Cobb, meanwhile, notes that FSA does not refinance its farm ownership loans just how personal loan providers can perform, but he views two kinds of increasingly FSA that is popular ownership – both geared to beginning farmers – as enticing new borrowers. A person may be the “down payment loan, ” which takes a 5 per cent advance payment and it is financed up to 45 per cent by FSA and 50 per cent by a lender that is private. It comes with a 1.5 % price (versus 4.25 % for any other FSA farmland loans). One other could be the “participation loan, ” financed 50-50 by FSA and lenders that are private offering a 2.5 per cent price.

Cobb claims 58 % of FSA ownership loans in 2018 had been in those two system. He stated the boost in ownership loans general “is most likely (because) those two programs are popular, and may are more popular as interest prices increase. ”

Meanwhile, Mark Scanlan, senior vice president for the Independent Community Bankers of America, claims ICBA’s agricultural bankers have actually echoed Gruetzmacher’s observation about running farm debt being relocated to secure mortgages.

Nonetheless, Scanlan states ag bankers with whom he’s visited point out “a mixture of factors, ” headed by “deteriorating farm conditions, ” behind the ebb in running loans with FSA and personal loan providers, “depending about what part of the nation you’re speaking about and particular circumstances. ” Those facets:

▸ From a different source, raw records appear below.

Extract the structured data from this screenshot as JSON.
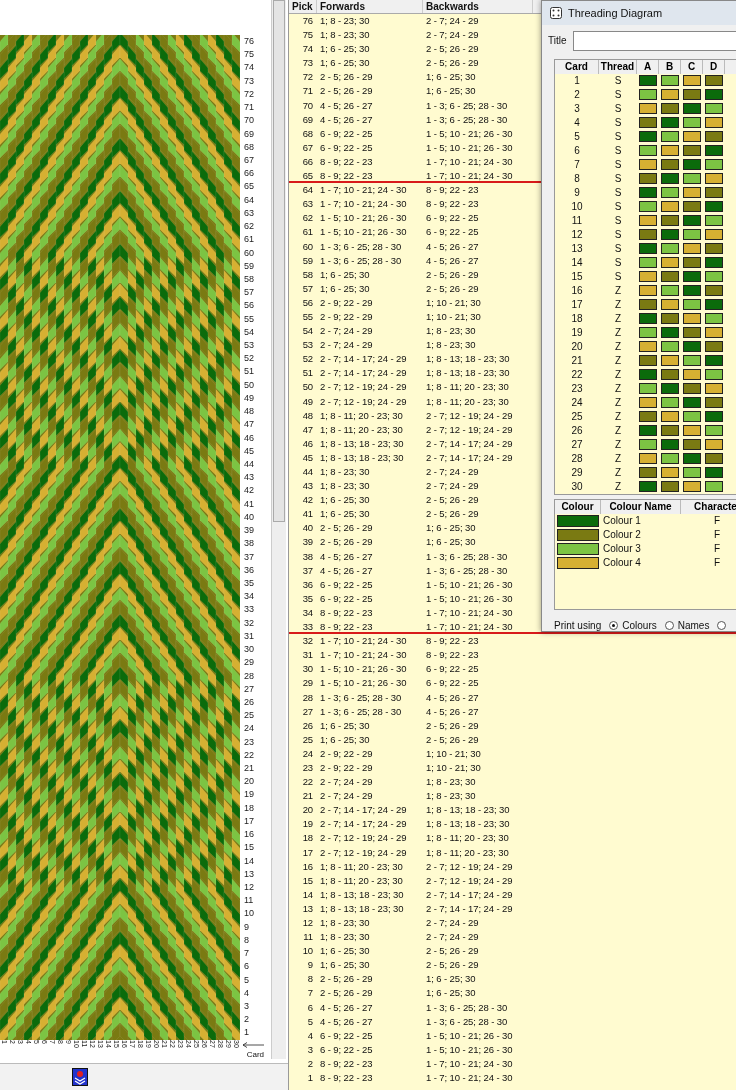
{
  "band": {
    "pick_labels": [
      "76",
      "75",
      "74",
      "73",
      "72",
      "71",
      "70",
      "69",
      "68",
      "67",
      "66",
      "65",
      "64",
      "63",
      "62",
      "61",
      "60",
      "59",
      "58",
      "57",
      "56",
      "55",
      "54",
      "53",
      "52",
      "51",
      "50",
      "49",
      "48",
      "47",
      "46",
      "45",
      "44",
      "43",
      "42",
      "41",
      "40",
      "39",
      "38",
      "37",
      "36",
      "35",
      "34",
      "33",
      "32",
      "31",
      "30",
      "29",
      "28",
      "27",
      "26",
      "25",
      "24",
      "23",
      "22",
      "21",
      "20",
      "19",
      "18",
      "17",
      "16",
      "15",
      "14",
      "13",
      "12",
      "11",
      "10",
      "9",
      "8",
      "7",
      "6",
      "5",
      "4",
      "3",
      "2",
      "1"
    ],
    "card_labels": [
      "1",
      "2",
      "3",
      "4",
      "5",
      "6",
      "7",
      "8",
      "9",
      "10",
      "11",
      "12",
      "13",
      "14",
      "15",
      "16",
      "17",
      "18",
      "19",
      "20",
      "21",
      "22",
      "23",
      "24",
      "25",
      "26",
      "27",
      "28",
      "29",
      "30"
    ],
    "axis_label": "Card"
  },
  "turning_table": {
    "columns": [
      "Pick",
      "Forwards",
      "Backwards"
    ],
    "rows": [
      {
        "pick": "76",
        "forwards": "1; 8 - 23; 30",
        "backwards": "2 - 7; 24 - 29",
        "marked": false
      },
      {
        "pick": "75",
        "forwards": "1; 8 - 23; 30",
        "backwards": "2 - 7; 24 - 29",
        "marked": false
      },
      {
        "pick": "74",
        "forwards": "1; 6 - 25; 30",
        "backwards": "2 - 5; 26 - 29",
        "marked": false
      },
      {
        "pick": "73",
        "forwards": "1; 6 - 25; 30",
        "backwards": "2 - 5; 26 - 29",
        "marked": false
      },
      {
        "pick": "72",
        "forwards": "2 - 5; 26 - 29",
        "backwards": "1; 6 - 25; 30",
        "marked": false
      },
      {
        "pick": "71",
        "forwards": "2 - 5; 26 - 29",
        "backwards": "1; 6 - 25; 30",
        "marked": false
      },
      {
        "pick": "70",
        "forwards": "4 - 5; 26 - 27",
        "backwards": "1 - 3; 6 - 25; 28 - 30",
        "marked": false
      },
      {
        "pick": "69",
        "forwards": "4 - 5; 26 - 27",
        "backwards": "1 - 3; 6 - 25; 28 - 30",
        "marked": false
      },
      {
        "pick": "68",
        "forwards": "6 - 9; 22 - 25",
        "backwards": "1 - 5; 10 - 21; 26 - 30",
        "marked": false
      },
      {
        "pick": "67",
        "forwards": "6 - 9; 22 - 25",
        "backwards": "1 - 5; 10 - 21; 26 - 30",
        "marked": false
      },
      {
        "pick": "66",
        "forwards": "8 - 9; 22 - 23",
        "backwards": "1 - 7; 10 - 21; 24 - 30",
        "marked": false
      },
      {
        "pick": "65",
        "forwards": "8 - 9; 22 - 23",
        "backwards": "1 - 7; 10 - 21; 24 - 30",
        "marked": true
      },
      {
        "pick": "64",
        "forwards": "1 - 7; 10 - 21; 24 - 30",
        "backwards": "8 - 9; 22 - 23",
        "marked": false
      },
      {
        "pick": "63",
        "forwards": "1 - 7; 10 - 21; 24 - 30",
        "backwards": "8 - 9; 22 - 23",
        "marked": false
      },
      {
        "pick": "62",
        "forwards": "1 - 5; 10 - 21; 26 - 30",
        "backwards": "6 - 9; 22 - 25",
        "marked": false
      },
      {
        "pick": "61",
        "forwards": "1 - 5; 10 - 21; 26 - 30",
        "backwards": "6 - 9; 22 - 25",
        "marked": false
      },
      {
        "pick": "60",
        "forwards": "1 - 3; 6 - 25; 28 - 30",
        "backwards": "4 - 5; 26 - 27",
        "marked": false
      },
      {
        "pick": "59",
        "forwards": "1 - 3; 6 - 25; 28 - 30",
        "backwards": "4 - 5; 26 - 27",
        "marked": false
      },
      {
        "pick": "58",
        "forwards": "1; 6 - 25; 30",
        "backwards": "2 - 5; 26 - 29",
        "marked": false
      },
      {
        "pick": "57",
        "forwards": "1; 6 - 25; 30",
        "backwards": "2 - 5; 26 - 29",
        "marked": false
      },
      {
        "pick": "56",
        "forwards": "2 - 9; 22 - 29",
        "backwards": "1; 10 - 21; 30",
        "marked": false
      },
      {
        "pick": "55",
        "forwards": "2 - 9; 22 - 29",
        "backwards": "1; 10 - 21; 30",
        "marked": false
      },
      {
        "pick": "54",
        "forwards": "2 - 7; 24 - 29",
        "backwards": "1; 8 - 23; 30",
        "marked": false
      },
      {
        "pick": "53",
        "forwards": "2 - 7; 24 - 29",
        "backwards": "1; 8 - 23; 30",
        "marked": false
      },
      {
        "pick": "52",
        "forwards": "2 - 7; 14 - 17; 24 - 29",
        "backwards": "1; 8 - 13; 18 - 23; 30",
        "marked": false
      },
      {
        "pick": "51",
        "forwards": "2 - 7; 14 - 17; 24 - 29",
        "backwards": "1; 8 - 13; 18 - 23; 30",
        "marked": false
      },
      {
        "pick": "50",
        "forwards": "2 - 7; 12 - 19; 24 - 29",
        "backwards": "1; 8 - 11; 20 - 23; 30",
        "marked": false
      },
      {
        "pick": "49",
        "forwards": "2 - 7; 12 - 19; 24 - 29",
        "backwards": "1; 8 - 11; 20 - 23; 30",
        "marked": false
      },
      {
        "pick": "48",
        "forwards": "1; 8 - 11; 20 - 23; 30",
        "backwards": "2 - 7; 12 - 19; 24 - 29",
        "marked": false
      },
      {
        "pick": "47",
        "forwards": "1; 8 - 11; 20 - 23; 30",
        "backwards": "2 - 7; 12 - 19; 24 - 29",
        "marked": false
      },
      {
        "pick": "46",
        "forwards": "1; 8 - 13; 18 - 23; 30",
        "backwards": "2 - 7; 14 - 17; 24 - 29",
        "marked": false
      },
      {
        "pick": "45",
        "forwards": "1; 8 - 13; 18 - 23; 30",
        "backwards": "2 - 7; 14 - 17; 24 - 29",
        "marked": false
      },
      {
        "pick": "44",
        "forwards": "1; 8 - 23; 30",
        "backwards": "2 - 7; 24 - 29",
        "marked": false
      },
      {
        "pick": "43",
        "forwards": "1; 8 - 23; 30",
        "backwards": "2 - 7; 24 - 29",
        "marked": false
      },
      {
        "pick": "42",
        "forwards": "1; 6 - 25; 30",
        "backwards": "2 - 5; 26 - 29",
        "marked": false
      },
      {
        "pick": "41",
        "forwards": "1; 6 - 25; 30",
        "backwards": "2 - 5; 26 - 29",
        "marked": false
      },
      {
        "pick": "40",
        "forwards": "2 - 5; 26 - 29",
        "backwards": "1; 6 - 25; 30",
        "marked": false
      },
      {
        "pick": "39",
        "forwards": "2 - 5; 26 - 29",
        "backwards": "1; 6 - 25; 30",
        "marked": false
      },
      {
        "pick": "38",
        "forwards": "4 - 5; 26 - 27",
        "backwards": "1 - 3; 6 - 25; 28 - 30",
        "marked": false
      },
      {
        "pick": "37",
        "forwards": "4 - 5; 26 - 27",
        "backwards": "1 - 3; 6 - 25; 28 - 30",
        "marked": false
      },
      {
        "pick": "36",
        "forwards": "6 - 9; 22 - 25",
        "backwards": "1 - 5; 10 - 21; 26 - 30",
        "marked": false
      },
      {
        "pick": "35",
        "forwards": "6 - 9; 22 - 25",
        "backwards": "1 - 5; 10 - 21; 26 - 30",
        "marked": false
      },
      {
        "pick": "34",
        "forwards": "8 - 9; 22 - 23",
        "backwards": "1 - 7; 10 - 21; 24 - 30",
        "marked": false
      },
      {
        "pick": "33",
        "forwards": "8 - 9; 22 - 23",
        "backwards": "1 - 7; 10 - 21; 24 - 30",
        "marked": true
      },
      {
        "pick": "32",
        "forwards": "1 - 7; 10 - 21; 24 - 30",
        "backwards": "8 - 9; 22 - 23",
        "marked": false
      },
      {
        "pick": "31",
        "forwards": "1 - 7; 10 - 21; 24 - 30",
        "backwards": "8 - 9; 22 - 23",
        "marked": false
      },
      {
        "pick": "30",
        "forwards": "1 - 5; 10 - 21; 26 - 30",
        "backwards": "6 - 9; 22 - 25",
        "marked": false
      },
      {
        "pick": "29",
        "forwards": "1 - 5; 10 - 21; 26 - 30",
        "backwards": "6 - 9; 22 - 25",
        "marked": false
      },
      {
        "pick": "28",
        "forwards": "1 - 3; 6 - 25; 28 - 30",
        "backwards": "4 - 5; 26 - 27",
        "marked": false
      },
      {
        "pick": "27",
        "forwards": "1 - 3; 6 - 25; 28 - 30",
        "backwards": "4 - 5; 26 - 27",
        "marked": false
      },
      {
        "pick": "26",
        "forwards": "1; 6 - 25; 30",
        "backwards": "2 - 5; 26 - 29",
        "marked": false
      },
      {
        "pick": "25",
        "forwards": "1; 6 - 25; 30",
        "backwards": "2 - 5; 26 - 29",
        "marked": false
      },
      {
        "pick": "24",
        "forwards": "2 - 9; 22 - 29",
        "backwards": "1; 10 - 21; 30",
        "marked": false
      },
      {
        "pick": "23",
        "forwards": "2 - 9; 22 - 29",
        "backwards": "1; 10 - 21; 30",
        "marked": false
      },
      {
        "pick": "22",
        "forwards": "2 - 7; 24 - 29",
        "backwards": "1; 8 - 23; 30",
        "marked": false
      },
      {
        "pick": "21",
        "forwards": "2 - 7; 24 - 29",
        "backwards": "1; 8 - 23; 30",
        "marked": false
      },
      {
        "pick": "20",
        "forwards": "2 - 7; 14 - 17; 24 - 29",
        "backwards": "1; 8 - 13; 18 - 23; 30",
        "marked": false
      },
      {
        "pick": "19",
        "forwards": "2 - 7; 14 - 17; 24 - 29",
        "backwards": "1; 8 - 13; 18 - 23; 30",
        "marked": false
      },
      {
        "pick": "18",
        "forwards": "2 - 7; 12 - 19; 24 - 29",
        "backwards": "1; 8 - 11; 20 - 23; 30",
        "marked": false
      },
      {
        "pick": "17",
        "forwards": "2 - 7; 12 - 19; 24 - 29",
        "backwards": "1; 8 - 11; 20 - 23; 30",
        "marked": false
      },
      {
        "pick": "16",
        "forwards": "1; 8 - 11; 20 - 23; 30",
        "backwards": "2 - 7; 12 - 19; 24 - 29",
        "marked": false
      },
      {
        "pick": "15",
        "forwards": "1; 8 - 11; 20 - 23; 30",
        "backwards": "2 - 7; 12 - 19; 24 - 29",
        "marked": false
      },
      {
        "pick": "14",
        "forwards": "1; 8 - 13; 18 - 23; 30",
        "backwards": "2 - 7; 14 - 17; 24 - 29",
        "marked": false
      },
      {
        "pick": "13",
        "forwards": "1; 8 - 13; 18 - 23; 30",
        "backwards": "2 - 7; 14 - 17; 24 - 29",
        "marked": false
      },
      {
        "pick": "12",
        "forwards": "1; 8 - 23; 30",
        "backwards": "2 - 7; 24 - 29",
        "marked": false
      },
      {
        "pick": "11",
        "forwards": "1; 8 - 23; 30",
        "backwards": "2 - 7; 24 - 29",
        "marked": false
      },
      {
        "pick": "10",
        "forwards": "1; 6 - 25; 30",
        "backwards": "2 - 5; 26 - 29",
        "marked": false
      },
      {
        "pick": "9",
        "forwards": "1; 6 - 25; 30",
        "backwards": "2 - 5; 26 - 29",
        "marked": false
      },
      {
        "pick": "8",
        "forwards": "2 - 5; 26 - 29",
        "backwards": "1; 6 - 25; 30",
        "marked": false
      },
      {
        "pick": "7",
        "forwards": "2 - 5; 26 - 29",
        "backwards": "1; 6 - 25; 30",
        "marked": false
      },
      {
        "pick": "6",
        "forwards": "4 - 5; 26 - 27",
        "backwards": "1 - 3; 6 - 25; 28 - 30",
        "marked": false
      },
      {
        "pick": "5",
        "forwards": "4 - 5; 26 - 27",
        "backwards": "1 - 3; 6 - 25; 28 - 30",
        "marked": false
      },
      {
        "pick": "4",
        "forwards": "6 - 9; 22 - 25",
        "backwards": "1 - 5; 10 - 21; 26 - 30",
        "marked": false
      },
      {
        "pick": "3",
        "forwards": "6 - 9; 22 - 25",
        "backwards": "1 - 5; 10 - 21; 26 - 30",
        "marked": false
      },
      {
        "pick": "2",
        "forwards": "8 - 9; 22 - 23",
        "backwards": "1 - 7; 10 - 21; 24 - 30",
        "marked": false
      },
      {
        "pick": "1",
        "forwards": "8 - 9; 22 - 23",
        "backwards": "1 - 7; 10 - 21; 24 - 30",
        "marked": false
      }
    ]
  },
  "threading_dialog": {
    "title": "Threading Diagram",
    "title_field_label": "Title",
    "card_columns": [
      "Card",
      "Thread",
      "A",
      "B",
      "C",
      "D"
    ],
    "cards": [
      {
        "card": "1",
        "thread": "S",
        "holes": [
          {
            "color": "#0b6b0b"
          },
          {
            "color": "#7cc443"
          },
          {
            "color": "#d6b032"
          },
          {
            "color": "#7a7a12"
          }
        ]
      },
      {
        "card": "2",
        "thread": "S",
        "holes": [
          {
            "color": "#7cc443"
          },
          {
            "color": "#d6b032"
          },
          {
            "color": "#7a7a12"
          },
          {
            "color": "#0b6b0b"
          }
        ]
      },
      {
        "card": "3",
        "thread": "S",
        "holes": [
          {
            "color": "#d6b032"
          },
          {
            "color": "#7a7a12"
          },
          {
            "color": "#0b6b0b"
          },
          {
            "color": "#7cc443"
          }
        ]
      },
      {
        "card": "4",
        "thread": "S",
        "holes": [
          {
            "color": "#7a7a12"
          },
          {
            "color": "#0b6b0b"
          },
          {
            "color": "#7cc443"
          },
          {
            "color": "#d6b032"
          }
        ]
      },
      {
        "card": "5",
        "thread": "S",
        "holes": [
          {
            "color": "#0b6b0b"
          },
          {
            "color": "#7cc443"
          },
          {
            "color": "#d6b032"
          },
          {
            "color": "#7a7a12"
          }
        ]
      },
      {
        "card": "6",
        "thread": "S",
        "holes": [
          {
            "color": "#7cc443"
          },
          {
            "color": "#d6b032"
          },
          {
            "color": "#7a7a12"
          },
          {
            "color": "#0b6b0b"
          }
        ]
      },
      {
        "card": "7",
        "thread": "S",
        "holes": [
          {
            "color": "#d6b032"
          },
          {
            "color": "#7a7a12"
          },
          {
            "color": "#0b6b0b"
          },
          {
            "color": "#7cc443"
          }
        ]
      },
      {
        "card": "8",
        "thread": "S",
        "holes": [
          {
            "color": "#7a7a12"
          },
          {
            "color": "#0b6b0b"
          },
          {
            "color": "#7cc443"
          },
          {
            "color": "#d6b032"
          }
        ]
      },
      {
        "card": "9",
        "thread": "S",
        "holes": [
          {
            "color": "#0b6b0b"
          },
          {
            "color": "#7cc443"
          },
          {
            "color": "#d6b032"
          },
          {
            "color": "#7a7a12"
          }
        ]
      },
      {
        "card": "10",
        "thread": "S",
        "holes": [
          {
            "color": "#7cc443"
          },
          {
            "color": "#d6b032"
          },
          {
            "color": "#7a7a12"
          },
          {
            "color": "#0b6b0b"
          }
        ]
      },
      {
        "card": "11",
        "thread": "S",
        "holes": [
          {
            "color": "#d6b032"
          },
          {
            "color": "#7a7a12"
          },
          {
            "color": "#0b6b0b"
          },
          {
            "color": "#7cc443"
          }
        ]
      },
      {
        "card": "12",
        "thread": "S",
        "holes": [
          {
            "color": "#7a7a12"
          },
          {
            "color": "#0b6b0b"
          },
          {
            "color": "#7cc443"
          },
          {
            "color": "#d6b032"
          }
        ]
      },
      {
        "card": "13",
        "thread": "S",
        "holes": [
          {
            "color": "#0b6b0b"
          },
          {
            "color": "#7cc443"
          },
          {
            "color": "#d6b032"
          },
          {
            "color": "#7a7a12"
          }
        ]
      },
      {
        "card": "14",
        "thread": "S",
        "holes": [
          {
            "color": "#7cc443"
          },
          {
            "color": "#d6b032"
          },
          {
            "color": "#7a7a12"
          },
          {
            "color": "#0b6b0b"
          }
        ]
      },
      {
        "card": "15",
        "thread": "S",
        "holes": [
          {
            "color": "#d6b032"
          },
          {
            "color": "#7a7a12"
          },
          {
            "color": "#0b6b0b"
          },
          {
            "color": "#7cc443"
          }
        ]
      },
      {
        "card": "16",
        "thread": "Z",
        "holes": [
          {
            "color": "#d6b032"
          },
          {
            "color": "#7cc443"
          },
          {
            "color": "#0b6b0b"
          },
          {
            "color": "#7a7a12"
          }
        ]
      },
      {
        "card": "17",
        "thread": "Z",
        "holes": [
          {
            "color": "#7a7a12"
          },
          {
            "color": "#d6b032"
          },
          {
            "color": "#7cc443"
          },
          {
            "color": "#0b6b0b"
          }
        ]
      },
      {
        "card": "18",
        "thread": "Z",
        "holes": [
          {
            "color": "#0b6b0b"
          },
          {
            "color": "#7a7a12"
          },
          {
            "color": "#d6b032"
          },
          {
            "color": "#7cc443"
          }
        ]
      },
      {
        "card": "19",
        "thread": "Z",
        "holes": [
          {
            "color": "#7cc443"
          },
          {
            "color": "#0b6b0b"
          },
          {
            "color": "#7a7a12"
          },
          {
            "color": "#d6b032"
          }
        ]
      },
      {
        "card": "20",
        "thread": "Z",
        "holes": [
          {
            "color": "#d6b032"
          },
          {
            "color": "#7cc443"
          },
          {
            "color": "#0b6b0b"
          },
          {
            "color": "#7a7a12"
          }
        ]
      },
      {
        "card": "21",
        "thread": "Z",
        "holes": [
          {
            "color": "#7a7a12"
          },
          {
            "color": "#d6b032"
          },
          {
            "color": "#7cc443"
          },
          {
            "color": "#0b6b0b"
          }
        ]
      },
      {
        "card": "22",
        "thread": "Z",
        "holes": [
          {
            "color": "#0b6b0b"
          },
          {
            "color": "#7a7a12"
          },
          {
            "color": "#d6b032"
          },
          {
            "color": "#7cc443"
          }
        ]
      },
      {
        "card": "23",
        "thread": "Z",
        "holes": [
          {
            "color": "#7cc443"
          },
          {
            "color": "#0b6b0b"
          },
          {
            "color": "#7a7a12"
          },
          {
            "color": "#d6b032"
          }
        ]
      },
      {
        "card": "24",
        "thread": "Z",
        "holes": [
          {
            "color": "#d6b032"
          },
          {
            "color": "#7cc443"
          },
          {
            "color": "#0b6b0b"
          },
          {
            "color": "#7a7a12"
          }
        ]
      },
      {
        "card": "25",
        "thread": "Z",
        "holes": [
          {
            "color": "#7a7a12"
          },
          {
            "color": "#d6b032"
          },
          {
            "color": "#7cc443"
          },
          {
            "color": "#0b6b0b"
          }
        ]
      },
      {
        "card": "26",
        "thread": "Z",
        "holes": [
          {
            "color": "#0b6b0b"
          },
          {
            "color": "#7a7a12"
          },
          {
            "color": "#d6b032"
          },
          {
            "color": "#7cc443"
          }
        ]
      },
      {
        "card": "27",
        "thread": "Z",
        "holes": [
          {
            "color": "#7cc443"
          },
          {
            "color": "#0b6b0b"
          },
          {
            "color": "#7a7a12"
          },
          {
            "color": "#d6b032"
          }
        ]
      },
      {
        "card": "28",
        "thread": "Z",
        "holes": [
          {
            "color": "#d6b032"
          },
          {
            "color": "#7cc443"
          },
          {
            "color": "#0b6b0b"
          },
          {
            "color": "#7a7a12"
          }
        ]
      },
      {
        "card": "29",
        "thread": "Z",
        "holes": [
          {
            "color": "#7a7a12"
          },
          {
            "color": "#d6b032"
          },
          {
            "color": "#7cc443"
          },
          {
            "color": "#0b6b0b"
          }
        ]
      },
      {
        "card": "30",
        "thread": "Z",
        "holes": [
          {
            "color": "#0b6b0b"
          },
          {
            "color": "#7a7a12"
          },
          {
            "color": "#d6b032"
          },
          {
            "color": "#7cc443"
          }
        ]
      }
    ],
    "colour_columns": [
      "Colour",
      "Colour Name",
      "Characte"
    ],
    "colours": [
      {
        "color": "#0b6b0b",
        "name": "Colour 1",
        "character": "F"
      },
      {
        "color": "#7a7a12",
        "name": "Colour 2",
        "character": "F"
      },
      {
        "color": "#7cc443",
        "name": "Colour 3",
        "character": "F"
      },
      {
        "color": "#d6b032",
        "name": "Colour 4",
        "character": "F"
      }
    ],
    "print_using": {
      "label": "Print using",
      "options": [
        {
          "label": "Colours",
          "selected": true
        },
        {
          "label": "Names",
          "selected": false
        },
        {
          "selected": false
        }
      ]
    }
  }
}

  • “With decreasing farm earnings… And greater economic anxiety, an apparent consequence is the fact that maybe not as numerous (farm borrowers) will probably be able to cash movement… Therefore it’s not likely to be worthwhile doing most of the documents expected to submit the application form. ”
  • “People hoping to get into agriculture may (be opting) to postpone it a 12 months or two” until markets improve. Therefore, “there are less young farmers (seeking loans), and those staying are becoming bigger, and additionally they have actually larger financing requirements (than FSA can accommodate). ”
  • Some bankers “have been dealing with borrowers for them to have carryover debt, ” and therefore means less brand new regular loans.
  • For FSA in specific, “the loan restriction is too small, ” constraining the world of possible candidates. But, he notes the 2018 farm bill now before Congress would raise the maximums – hiking the yearly total in credit per farm from $1.4 million to $1.75 million.
  • Additionally, he notes, “some farmers have had exemplary plants in the last few years, ” easing the necessity for borrowing.

Swanhorst records, but, that numerous co-ops inside the area have actually, rather, seen demand for running loans jump. They provide users whom develop grain and oilseeds, and manufacturing that is robust hampered export markets have actually forced them to keep their harvests instead them offer their crops. That spells a necessity for new running credit, he highlights.